• RECORDS PROVIDED:
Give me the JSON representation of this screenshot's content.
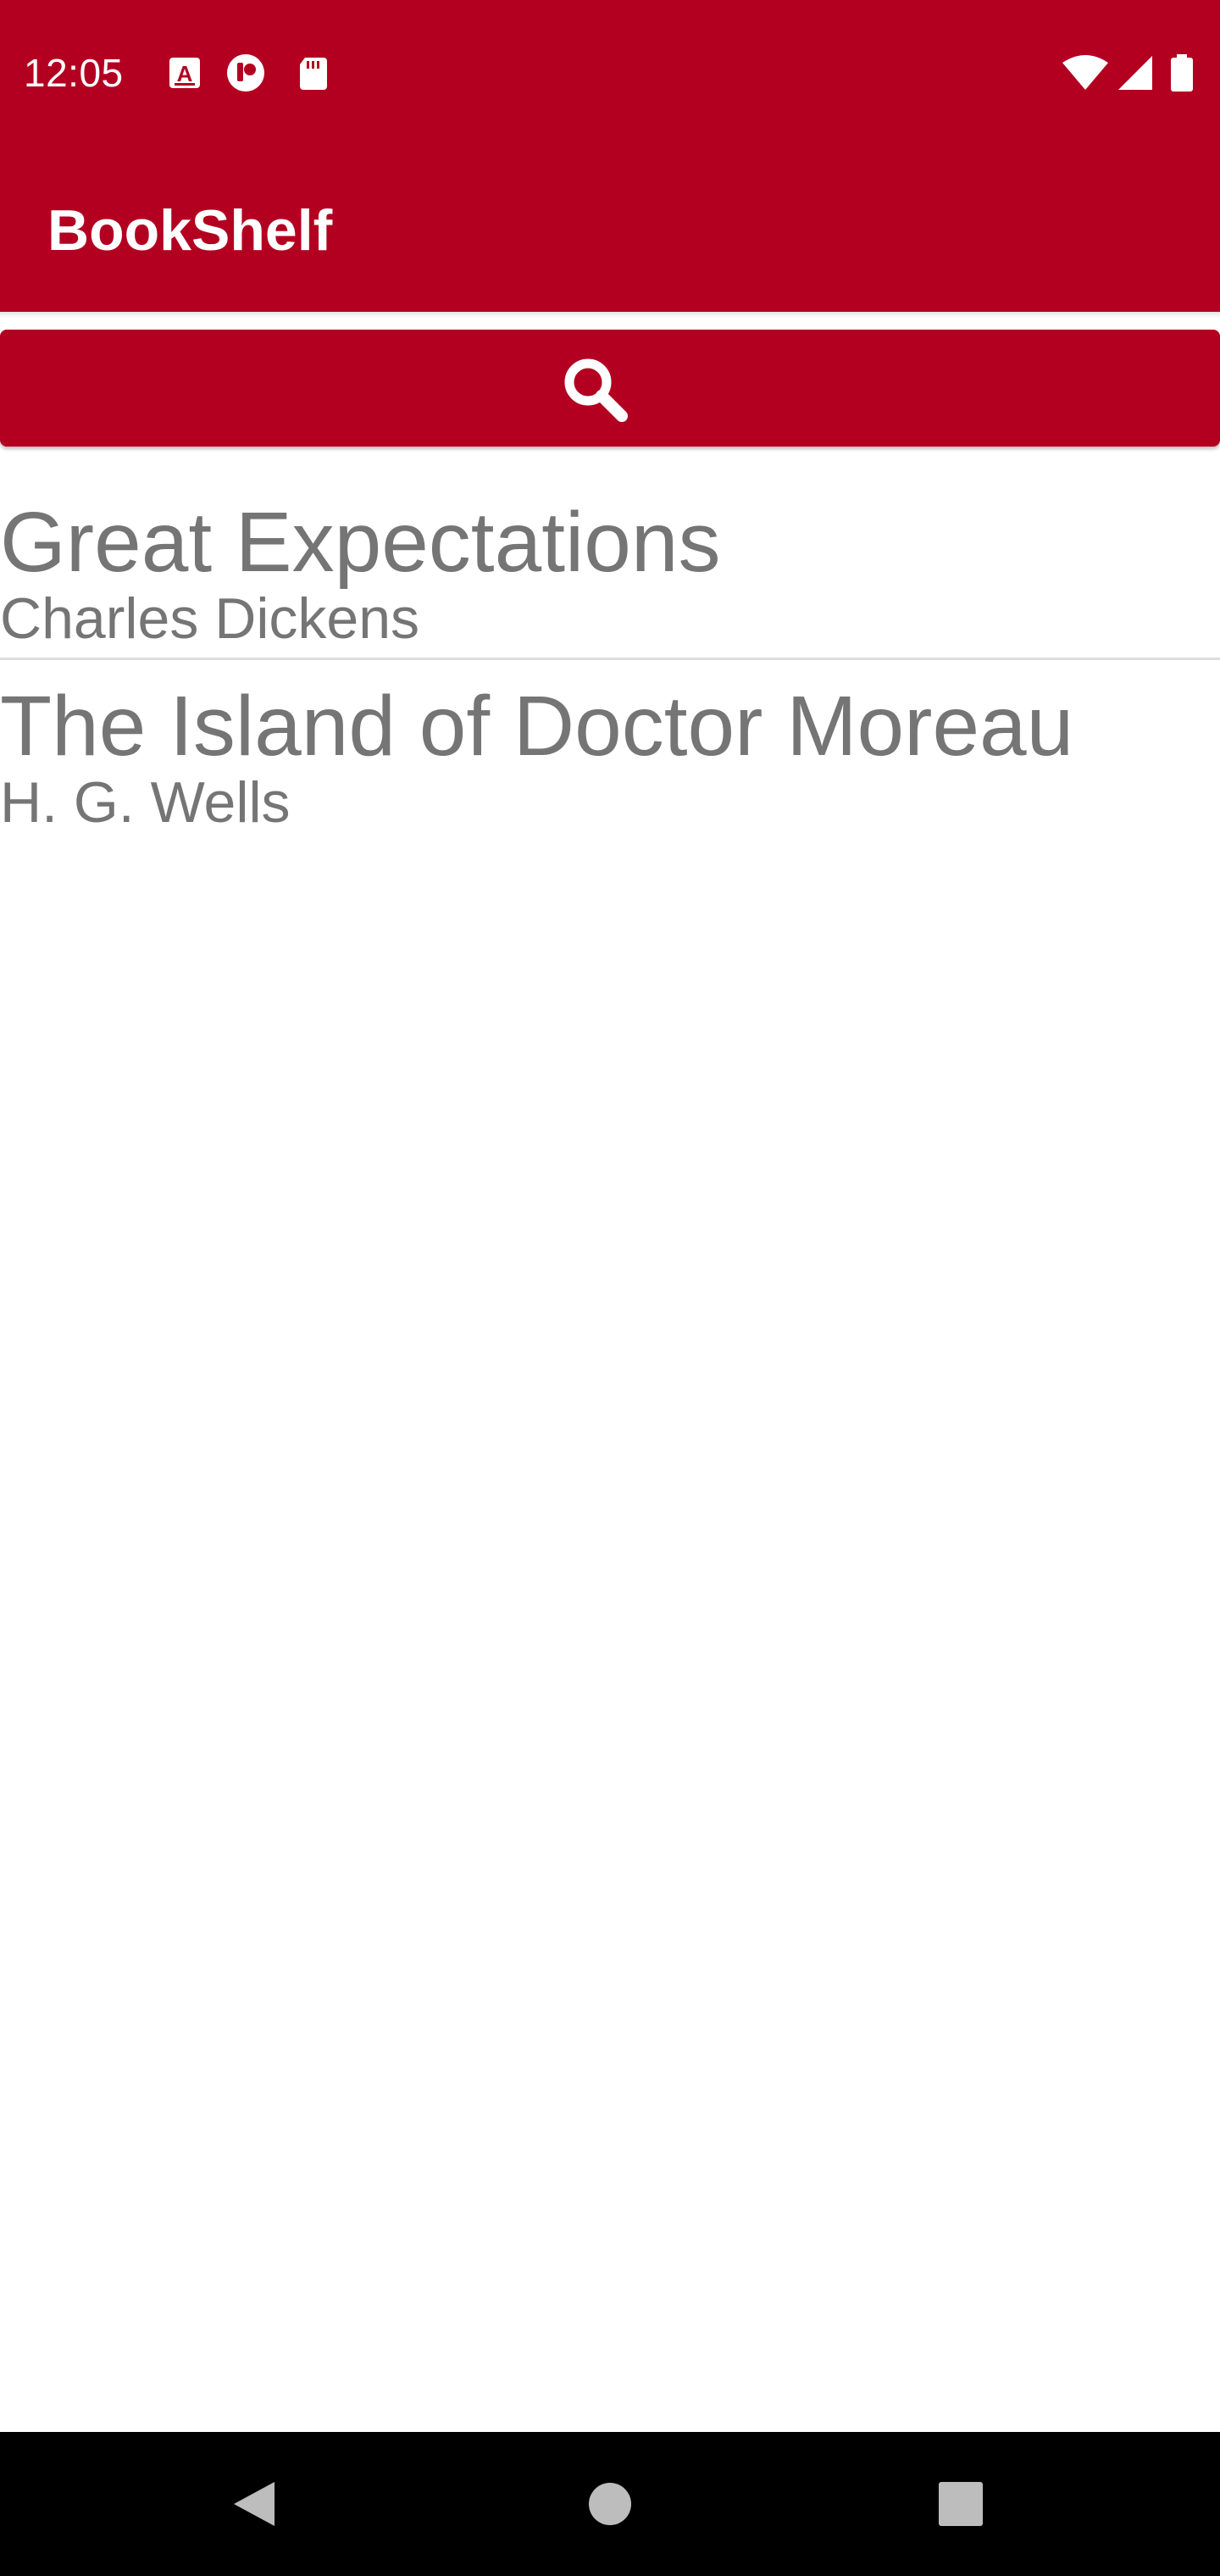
{
  "status_bar": {
    "time": "12:05",
    "left_icons": [
      "a-notification-icon",
      "pocket-casts-icon",
      "sd-card-icon"
    ],
    "right_icons": [
      "wifi-icon",
      "cell-signal-icon",
      "battery-icon"
    ]
  },
  "toolbar": {
    "title": "BookShelf"
  },
  "search": {
    "icon": "search-icon"
  },
  "books": [
    {
      "title": "Great Expectations",
      "author": "Charles Dickens"
    },
    {
      "title": "The Island of Doctor Moreau",
      "author": "H. G. Wells"
    }
  ],
  "nav_bar": {
    "buttons": [
      "back-icon",
      "home-icon",
      "recents-icon"
    ]
  },
  "colors": {
    "primary": "#b30021",
    "text_secondary": "#757575",
    "nav_background": "#000000"
  }
}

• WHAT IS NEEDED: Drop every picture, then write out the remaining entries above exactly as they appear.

• YOUR SOLUTION:
Give me the JSON representation of this screenshot's content.
{
  "status_bar": {
    "time": "12:05",
    "left_icons": [
      "a-notification-icon",
      "pocket-casts-icon",
      "sd-card-icon"
    ],
    "right_icons": [
      "wifi-icon",
      "cell-signal-icon",
      "battery-icon"
    ]
  },
  "toolbar": {
    "title": "BookShelf"
  },
  "search": {
    "icon": "search-icon"
  },
  "books": [
    {
      "title": "Great Expectations",
      "author": "Charles Dickens"
    },
    {
      "title": "The Island of Doctor Moreau",
      "author": "H. G. Wells"
    }
  ],
  "nav_bar": {
    "buttons": [
      "back-icon",
      "home-icon",
      "recents-icon"
    ]
  },
  "colors": {
    "primary": "#b30021",
    "text_secondary": "#757575",
    "nav_background": "#000000"
  }
}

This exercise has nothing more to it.